**WHAT TO DO**: Copy the listing in full and exactly, omitting its images.

━━━━━━━━━━━━━━━━

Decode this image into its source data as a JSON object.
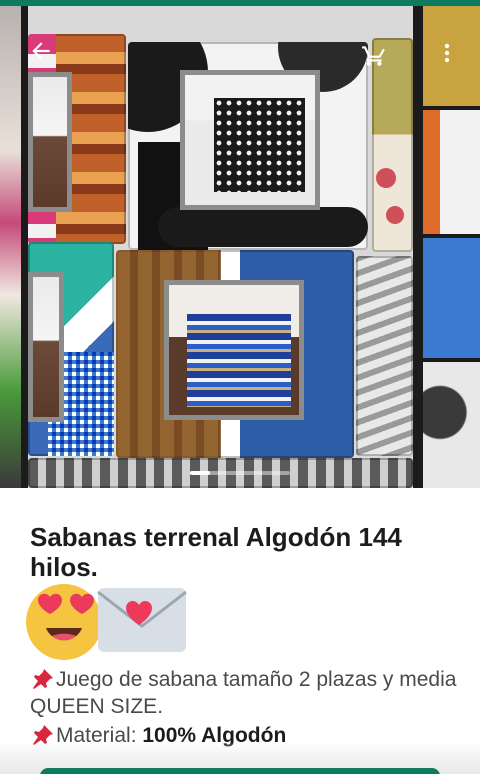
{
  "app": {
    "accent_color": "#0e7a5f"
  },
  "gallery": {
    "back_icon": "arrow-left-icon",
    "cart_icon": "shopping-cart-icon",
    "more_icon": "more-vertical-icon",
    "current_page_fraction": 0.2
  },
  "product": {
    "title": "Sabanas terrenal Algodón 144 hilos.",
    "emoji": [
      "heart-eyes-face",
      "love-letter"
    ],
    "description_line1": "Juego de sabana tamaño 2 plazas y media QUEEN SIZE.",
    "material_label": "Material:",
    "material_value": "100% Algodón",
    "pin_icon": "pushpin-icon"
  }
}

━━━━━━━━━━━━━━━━

**YOUR RESPONSE**:
Decode this image into its source data as a JSON object.
{
  "app": {
    "accent_color": "#0e7a5f"
  },
  "gallery": {
    "back_icon": "arrow-left-icon",
    "cart_icon": "shopping-cart-icon",
    "more_icon": "more-vertical-icon",
    "current_page_fraction": 0.2
  },
  "product": {
    "title": "Sabanas terrenal Algodón 144 hilos.",
    "emoji": [
      "heart-eyes-face",
      "love-letter"
    ],
    "description_line1": "Juego de sabana tamaño 2 plazas y media QUEEN SIZE.",
    "material_label": "Material:",
    "material_value": "100% Algodón",
    "pin_icon": "pushpin-icon"
  }
}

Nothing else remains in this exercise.